If the bridge is mounted off-center, or mounted at an angle, the alignment of the strings may be off, causing them to hit each-other, chatter on the fretboard, or be difficult to play. Measure carefully from both sides, and if your bridge is asymmetrical, be extra careful.
The distance from the nut to the bridge
In the plans for the guitar mine is based on, it specifies that the bridge should be 163 cm from the nut. This distance is important, because it is the basis for the harmonics of the instrument. This basically means that the placement and size of the frets on your fretboard will change depending on this distance.
- If you place the bridge too far up or too far down on the soundboard, then the scale on the guitar will change location and won't be where you expect them to be
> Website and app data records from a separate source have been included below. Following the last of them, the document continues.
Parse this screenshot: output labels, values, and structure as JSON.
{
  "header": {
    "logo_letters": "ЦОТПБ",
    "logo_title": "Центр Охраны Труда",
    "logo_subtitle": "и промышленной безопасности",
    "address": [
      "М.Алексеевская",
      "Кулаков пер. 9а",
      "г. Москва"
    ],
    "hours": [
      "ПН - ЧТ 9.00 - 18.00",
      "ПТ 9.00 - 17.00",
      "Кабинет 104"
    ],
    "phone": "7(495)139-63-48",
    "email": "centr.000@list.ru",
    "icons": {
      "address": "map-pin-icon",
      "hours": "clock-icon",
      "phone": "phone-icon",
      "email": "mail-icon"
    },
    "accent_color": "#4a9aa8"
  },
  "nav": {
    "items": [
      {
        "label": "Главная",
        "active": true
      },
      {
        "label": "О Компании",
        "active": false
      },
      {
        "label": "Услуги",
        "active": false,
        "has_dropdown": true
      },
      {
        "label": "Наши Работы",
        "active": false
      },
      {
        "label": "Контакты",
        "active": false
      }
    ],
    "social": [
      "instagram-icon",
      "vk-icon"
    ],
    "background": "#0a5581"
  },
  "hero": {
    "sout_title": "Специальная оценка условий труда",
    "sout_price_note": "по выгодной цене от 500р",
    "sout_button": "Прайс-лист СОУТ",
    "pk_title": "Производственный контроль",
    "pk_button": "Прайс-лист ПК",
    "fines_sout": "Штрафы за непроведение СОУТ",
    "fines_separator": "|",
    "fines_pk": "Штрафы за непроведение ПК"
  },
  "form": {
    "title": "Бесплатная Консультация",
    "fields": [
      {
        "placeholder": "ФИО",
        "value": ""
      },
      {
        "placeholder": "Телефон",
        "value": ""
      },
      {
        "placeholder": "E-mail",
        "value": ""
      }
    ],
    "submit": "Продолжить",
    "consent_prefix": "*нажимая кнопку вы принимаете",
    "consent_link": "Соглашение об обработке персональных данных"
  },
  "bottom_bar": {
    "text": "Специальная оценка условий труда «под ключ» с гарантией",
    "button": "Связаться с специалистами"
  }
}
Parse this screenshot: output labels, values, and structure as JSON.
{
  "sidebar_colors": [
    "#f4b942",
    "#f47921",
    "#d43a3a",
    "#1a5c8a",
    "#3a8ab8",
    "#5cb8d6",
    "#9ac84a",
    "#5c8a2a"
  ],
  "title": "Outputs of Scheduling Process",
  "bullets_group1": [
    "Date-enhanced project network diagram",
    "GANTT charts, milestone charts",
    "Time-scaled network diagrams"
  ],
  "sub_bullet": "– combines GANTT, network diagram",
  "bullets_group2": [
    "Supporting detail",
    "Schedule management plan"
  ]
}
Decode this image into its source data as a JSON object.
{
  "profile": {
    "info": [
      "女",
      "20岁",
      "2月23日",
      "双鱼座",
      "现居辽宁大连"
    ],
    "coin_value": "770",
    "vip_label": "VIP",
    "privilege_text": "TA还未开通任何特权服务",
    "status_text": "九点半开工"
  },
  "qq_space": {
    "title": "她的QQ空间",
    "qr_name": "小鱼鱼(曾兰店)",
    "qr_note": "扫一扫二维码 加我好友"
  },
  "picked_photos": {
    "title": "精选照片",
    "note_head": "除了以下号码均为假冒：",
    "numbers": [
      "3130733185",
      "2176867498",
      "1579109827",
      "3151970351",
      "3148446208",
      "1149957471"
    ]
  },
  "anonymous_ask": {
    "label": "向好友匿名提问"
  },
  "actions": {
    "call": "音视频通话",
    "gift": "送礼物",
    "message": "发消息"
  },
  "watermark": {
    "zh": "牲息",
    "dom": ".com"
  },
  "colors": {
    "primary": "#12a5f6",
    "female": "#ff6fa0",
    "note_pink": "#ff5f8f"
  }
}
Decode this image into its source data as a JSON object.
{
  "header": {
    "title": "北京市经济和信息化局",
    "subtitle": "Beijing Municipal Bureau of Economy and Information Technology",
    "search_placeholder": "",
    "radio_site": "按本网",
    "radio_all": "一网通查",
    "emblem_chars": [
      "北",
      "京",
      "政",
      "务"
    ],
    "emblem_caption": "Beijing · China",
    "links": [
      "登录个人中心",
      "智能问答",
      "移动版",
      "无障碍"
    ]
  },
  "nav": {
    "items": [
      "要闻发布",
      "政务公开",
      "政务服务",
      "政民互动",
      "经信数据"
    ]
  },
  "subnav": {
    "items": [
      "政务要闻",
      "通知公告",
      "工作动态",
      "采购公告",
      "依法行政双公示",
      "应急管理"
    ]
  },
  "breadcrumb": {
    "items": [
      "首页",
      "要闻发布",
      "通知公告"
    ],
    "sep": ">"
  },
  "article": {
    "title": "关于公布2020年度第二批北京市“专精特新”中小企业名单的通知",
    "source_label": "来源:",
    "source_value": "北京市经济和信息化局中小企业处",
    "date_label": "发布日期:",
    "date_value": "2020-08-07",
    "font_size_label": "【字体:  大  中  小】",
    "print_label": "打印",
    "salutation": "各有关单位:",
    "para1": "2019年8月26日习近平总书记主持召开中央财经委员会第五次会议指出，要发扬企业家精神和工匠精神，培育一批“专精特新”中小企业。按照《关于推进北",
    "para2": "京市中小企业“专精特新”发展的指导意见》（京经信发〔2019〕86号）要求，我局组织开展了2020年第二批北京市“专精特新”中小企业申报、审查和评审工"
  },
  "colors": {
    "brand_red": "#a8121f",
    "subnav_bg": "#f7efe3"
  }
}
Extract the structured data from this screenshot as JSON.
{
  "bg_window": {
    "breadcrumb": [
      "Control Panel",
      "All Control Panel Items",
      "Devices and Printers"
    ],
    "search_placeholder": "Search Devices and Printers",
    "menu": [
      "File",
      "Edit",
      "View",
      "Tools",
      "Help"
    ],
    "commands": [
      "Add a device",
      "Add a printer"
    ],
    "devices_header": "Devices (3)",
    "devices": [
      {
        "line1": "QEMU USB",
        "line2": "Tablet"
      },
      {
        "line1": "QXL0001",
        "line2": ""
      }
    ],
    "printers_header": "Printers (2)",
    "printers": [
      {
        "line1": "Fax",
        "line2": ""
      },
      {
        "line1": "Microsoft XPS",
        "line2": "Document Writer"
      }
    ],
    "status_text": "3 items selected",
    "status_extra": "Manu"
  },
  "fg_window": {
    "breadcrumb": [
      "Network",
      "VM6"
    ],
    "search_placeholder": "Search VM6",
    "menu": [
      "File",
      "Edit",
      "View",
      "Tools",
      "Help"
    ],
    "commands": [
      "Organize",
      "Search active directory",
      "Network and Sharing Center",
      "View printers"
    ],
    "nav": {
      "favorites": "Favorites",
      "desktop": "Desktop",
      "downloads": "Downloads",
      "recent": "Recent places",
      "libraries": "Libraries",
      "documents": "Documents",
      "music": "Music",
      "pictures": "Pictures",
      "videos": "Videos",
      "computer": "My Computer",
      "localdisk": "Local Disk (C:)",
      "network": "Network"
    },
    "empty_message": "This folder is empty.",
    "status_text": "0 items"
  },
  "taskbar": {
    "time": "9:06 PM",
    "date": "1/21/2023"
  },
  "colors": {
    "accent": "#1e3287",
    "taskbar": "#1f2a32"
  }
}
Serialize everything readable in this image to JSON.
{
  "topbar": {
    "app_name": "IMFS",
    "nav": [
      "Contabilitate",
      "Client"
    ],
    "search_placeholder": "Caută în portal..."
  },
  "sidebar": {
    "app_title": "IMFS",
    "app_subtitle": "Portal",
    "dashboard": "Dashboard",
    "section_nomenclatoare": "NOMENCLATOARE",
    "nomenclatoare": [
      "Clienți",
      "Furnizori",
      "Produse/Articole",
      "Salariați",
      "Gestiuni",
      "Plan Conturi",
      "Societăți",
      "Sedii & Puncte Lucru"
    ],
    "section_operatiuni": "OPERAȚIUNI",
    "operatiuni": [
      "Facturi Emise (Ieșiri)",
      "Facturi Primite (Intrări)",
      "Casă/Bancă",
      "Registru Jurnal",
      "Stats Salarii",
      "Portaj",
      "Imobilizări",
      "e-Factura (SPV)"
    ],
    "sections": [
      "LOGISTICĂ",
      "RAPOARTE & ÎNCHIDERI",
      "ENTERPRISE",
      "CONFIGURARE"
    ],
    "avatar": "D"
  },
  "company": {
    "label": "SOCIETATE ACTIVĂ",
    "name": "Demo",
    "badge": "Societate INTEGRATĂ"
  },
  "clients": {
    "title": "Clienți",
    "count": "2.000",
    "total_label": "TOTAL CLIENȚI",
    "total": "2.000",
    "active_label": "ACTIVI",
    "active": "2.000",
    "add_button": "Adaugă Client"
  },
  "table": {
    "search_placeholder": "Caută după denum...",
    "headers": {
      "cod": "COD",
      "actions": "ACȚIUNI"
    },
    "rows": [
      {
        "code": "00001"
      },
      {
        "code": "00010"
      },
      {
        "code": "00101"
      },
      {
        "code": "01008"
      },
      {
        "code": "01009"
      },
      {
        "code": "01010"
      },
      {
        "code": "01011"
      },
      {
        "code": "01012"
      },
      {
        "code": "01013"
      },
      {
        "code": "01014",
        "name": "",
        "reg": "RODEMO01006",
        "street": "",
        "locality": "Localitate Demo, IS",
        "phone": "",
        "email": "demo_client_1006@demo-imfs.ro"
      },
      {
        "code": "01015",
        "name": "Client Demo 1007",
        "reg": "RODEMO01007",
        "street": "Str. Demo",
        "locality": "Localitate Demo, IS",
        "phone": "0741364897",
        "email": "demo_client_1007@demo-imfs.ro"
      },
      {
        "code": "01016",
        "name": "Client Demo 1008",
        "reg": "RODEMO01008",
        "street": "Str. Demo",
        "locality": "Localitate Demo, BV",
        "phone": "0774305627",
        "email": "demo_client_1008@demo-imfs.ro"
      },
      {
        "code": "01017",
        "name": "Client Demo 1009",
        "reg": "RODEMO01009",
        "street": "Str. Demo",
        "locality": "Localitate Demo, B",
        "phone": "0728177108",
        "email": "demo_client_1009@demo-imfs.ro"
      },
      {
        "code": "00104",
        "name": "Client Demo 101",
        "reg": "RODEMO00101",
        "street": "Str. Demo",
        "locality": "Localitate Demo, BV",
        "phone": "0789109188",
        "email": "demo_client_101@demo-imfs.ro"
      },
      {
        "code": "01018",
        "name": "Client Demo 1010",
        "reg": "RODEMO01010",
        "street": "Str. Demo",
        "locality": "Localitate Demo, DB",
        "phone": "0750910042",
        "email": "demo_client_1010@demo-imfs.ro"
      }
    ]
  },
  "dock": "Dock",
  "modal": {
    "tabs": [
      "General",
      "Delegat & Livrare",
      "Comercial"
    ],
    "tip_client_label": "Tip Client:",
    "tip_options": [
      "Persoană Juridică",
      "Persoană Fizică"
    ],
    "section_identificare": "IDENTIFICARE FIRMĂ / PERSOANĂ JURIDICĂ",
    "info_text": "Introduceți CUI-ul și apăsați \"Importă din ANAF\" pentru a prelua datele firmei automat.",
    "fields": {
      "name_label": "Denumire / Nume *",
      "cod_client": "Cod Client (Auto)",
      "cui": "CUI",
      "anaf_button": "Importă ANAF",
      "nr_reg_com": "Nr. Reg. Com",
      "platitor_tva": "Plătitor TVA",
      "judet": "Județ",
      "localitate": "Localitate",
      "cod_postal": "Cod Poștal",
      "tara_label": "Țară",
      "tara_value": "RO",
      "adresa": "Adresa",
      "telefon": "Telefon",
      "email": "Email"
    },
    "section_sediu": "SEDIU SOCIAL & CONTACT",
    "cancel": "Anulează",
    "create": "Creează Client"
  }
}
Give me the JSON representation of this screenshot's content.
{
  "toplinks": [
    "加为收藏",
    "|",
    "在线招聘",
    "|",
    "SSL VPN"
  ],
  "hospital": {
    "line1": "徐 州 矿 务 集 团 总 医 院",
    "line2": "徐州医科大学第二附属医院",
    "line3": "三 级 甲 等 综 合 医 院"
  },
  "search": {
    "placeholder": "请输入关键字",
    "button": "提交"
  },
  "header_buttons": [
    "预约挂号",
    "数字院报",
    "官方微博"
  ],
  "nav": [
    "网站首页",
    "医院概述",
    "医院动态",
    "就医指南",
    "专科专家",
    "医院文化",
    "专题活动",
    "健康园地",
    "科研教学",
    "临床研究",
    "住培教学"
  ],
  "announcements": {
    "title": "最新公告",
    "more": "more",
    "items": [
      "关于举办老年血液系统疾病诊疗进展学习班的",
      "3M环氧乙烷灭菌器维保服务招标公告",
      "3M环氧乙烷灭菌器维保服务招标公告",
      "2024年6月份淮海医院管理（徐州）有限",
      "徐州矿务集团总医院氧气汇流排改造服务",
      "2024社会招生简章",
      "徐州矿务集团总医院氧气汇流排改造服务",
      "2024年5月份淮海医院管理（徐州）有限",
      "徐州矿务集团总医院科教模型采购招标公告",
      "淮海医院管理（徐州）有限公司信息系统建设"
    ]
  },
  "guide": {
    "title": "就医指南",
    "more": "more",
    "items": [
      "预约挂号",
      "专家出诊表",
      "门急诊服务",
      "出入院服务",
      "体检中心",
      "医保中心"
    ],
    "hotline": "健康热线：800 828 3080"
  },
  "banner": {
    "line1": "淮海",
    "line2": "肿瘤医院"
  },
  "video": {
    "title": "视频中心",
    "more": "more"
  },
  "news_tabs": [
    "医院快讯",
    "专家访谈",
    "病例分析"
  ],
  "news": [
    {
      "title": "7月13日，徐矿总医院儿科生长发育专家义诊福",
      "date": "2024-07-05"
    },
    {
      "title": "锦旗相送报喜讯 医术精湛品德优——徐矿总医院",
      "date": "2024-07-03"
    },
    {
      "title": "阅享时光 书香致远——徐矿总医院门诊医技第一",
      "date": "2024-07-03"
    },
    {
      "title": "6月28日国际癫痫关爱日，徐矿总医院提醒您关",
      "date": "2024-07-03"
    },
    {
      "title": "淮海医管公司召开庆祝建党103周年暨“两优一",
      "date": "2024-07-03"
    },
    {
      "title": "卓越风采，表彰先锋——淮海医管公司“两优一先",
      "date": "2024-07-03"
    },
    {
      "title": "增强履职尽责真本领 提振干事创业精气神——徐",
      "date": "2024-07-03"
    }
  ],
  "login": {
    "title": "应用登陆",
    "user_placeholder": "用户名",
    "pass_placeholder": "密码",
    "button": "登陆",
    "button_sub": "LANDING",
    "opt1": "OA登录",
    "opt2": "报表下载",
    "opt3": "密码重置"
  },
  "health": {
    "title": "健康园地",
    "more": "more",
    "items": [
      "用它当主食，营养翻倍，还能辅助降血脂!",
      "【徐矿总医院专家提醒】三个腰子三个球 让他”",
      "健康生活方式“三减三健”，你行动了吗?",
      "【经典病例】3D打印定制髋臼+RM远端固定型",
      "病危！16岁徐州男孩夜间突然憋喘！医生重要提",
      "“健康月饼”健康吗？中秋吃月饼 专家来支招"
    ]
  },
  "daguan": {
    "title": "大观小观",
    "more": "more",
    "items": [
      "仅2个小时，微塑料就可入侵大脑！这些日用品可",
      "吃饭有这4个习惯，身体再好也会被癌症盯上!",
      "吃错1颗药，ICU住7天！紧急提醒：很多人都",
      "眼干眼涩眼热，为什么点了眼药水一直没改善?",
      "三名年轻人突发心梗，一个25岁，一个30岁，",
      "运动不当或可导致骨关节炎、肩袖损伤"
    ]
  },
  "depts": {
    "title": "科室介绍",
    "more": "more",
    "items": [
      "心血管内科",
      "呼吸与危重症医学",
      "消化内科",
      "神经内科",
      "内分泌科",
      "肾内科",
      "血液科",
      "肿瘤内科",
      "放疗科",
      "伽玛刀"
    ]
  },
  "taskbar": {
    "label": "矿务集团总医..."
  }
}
- If you are designing your own guitar completely from scratch, then you can put the bridge anywhere you want, even in unconventional positions - just remember that you will have to adjust your fretboard and playing style to compensate. There is a mathematical formula to determine the new scale position, but I don't feel confident describing it since I didn't actually apply it. Any professional guide or book on guitar building should include it.
- If you are being particular, there are a few additional measurements to take that can even account for the effect of the strings bending while you play
- After mounting the bridge, I used a handheld drill and reamer to widen the holes to their final size and drill through the soundboard. Unfortunately I don't have pictures of this step.
- I also used a small file to gently widen the saddle slot until the saddle bone fit snugly inside
That's it, I hope this helps someone or gives people ideas.